Speakers on Saturday consented that intra-regional connectivity has become a significant phenomenon in international relations, and that the wave of globalization has made it obligatory for the region to strengthen economic linkages among one another.
They were speaking at a session titled ‘Regional Connectivity and Stability’.
Former foreign minister Hina Rabbani Khar said there are many platforms at regional levels to enhance economic relations. “It is the job of a country’s leadership to build public opinion on certain issues,” she said.
Khar opined that international donors should reserve at least $1 billion for the regional connectivity projects, if they want true development in the region. She said consensuses on certain issues could not be developed, as Pakistan had not remained a democracy for three decades, and needed a longer time to flourish.
Regarding Indo-Pak relations, she said both always attached security and territorial disputes with economic relations. She explained that where England and France have had similar disputes, they still allowed and enabled regional connectivity.
Anchorperson Nasim Zehra said that there are some individuals in India, Pakistan and Afghanistan who consider economics separate from security. She said regional leadership needed to come up with an economic policy.

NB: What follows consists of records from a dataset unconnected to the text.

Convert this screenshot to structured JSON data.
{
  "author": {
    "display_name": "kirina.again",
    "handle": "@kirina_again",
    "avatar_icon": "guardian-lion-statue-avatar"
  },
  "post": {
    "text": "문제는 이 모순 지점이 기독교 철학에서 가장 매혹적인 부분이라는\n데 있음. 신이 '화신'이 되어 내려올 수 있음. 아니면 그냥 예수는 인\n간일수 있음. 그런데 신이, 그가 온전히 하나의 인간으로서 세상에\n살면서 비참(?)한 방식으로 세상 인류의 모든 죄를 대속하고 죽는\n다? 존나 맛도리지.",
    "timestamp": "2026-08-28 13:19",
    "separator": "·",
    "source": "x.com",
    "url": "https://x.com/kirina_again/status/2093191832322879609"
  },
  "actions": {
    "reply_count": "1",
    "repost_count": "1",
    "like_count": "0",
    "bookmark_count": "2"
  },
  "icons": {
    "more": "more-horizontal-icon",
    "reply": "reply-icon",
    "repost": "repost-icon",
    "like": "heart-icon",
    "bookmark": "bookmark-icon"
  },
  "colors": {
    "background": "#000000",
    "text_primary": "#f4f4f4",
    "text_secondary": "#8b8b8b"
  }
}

Zehra said there is an understanding in the political circles of India and Pakistan that economics are important, but little consensus on how to deal with the situation.
Omar Zakhilwal, another speaker, said despite the need and availability of opportunities, the region has remained the least connected and developed in the world. He asked why there is no development when many forums for regional connectivity exist. He said that regional politics should be given priority over domestic politics.

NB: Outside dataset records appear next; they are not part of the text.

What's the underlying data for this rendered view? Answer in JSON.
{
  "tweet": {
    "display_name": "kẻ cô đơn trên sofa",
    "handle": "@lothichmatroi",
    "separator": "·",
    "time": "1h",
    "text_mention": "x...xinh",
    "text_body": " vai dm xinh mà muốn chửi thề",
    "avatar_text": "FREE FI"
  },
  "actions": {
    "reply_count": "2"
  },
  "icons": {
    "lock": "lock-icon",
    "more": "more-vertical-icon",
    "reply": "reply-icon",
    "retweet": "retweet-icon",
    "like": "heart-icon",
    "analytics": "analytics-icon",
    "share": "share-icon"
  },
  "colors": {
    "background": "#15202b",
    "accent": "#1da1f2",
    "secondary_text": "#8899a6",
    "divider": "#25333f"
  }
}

Jean Francois Cautain said the region has plenty of resources in term of natural gas and oil, but peace is crucial in order to benefit from them.
Published in The Express Tribune, April 17th, 2016.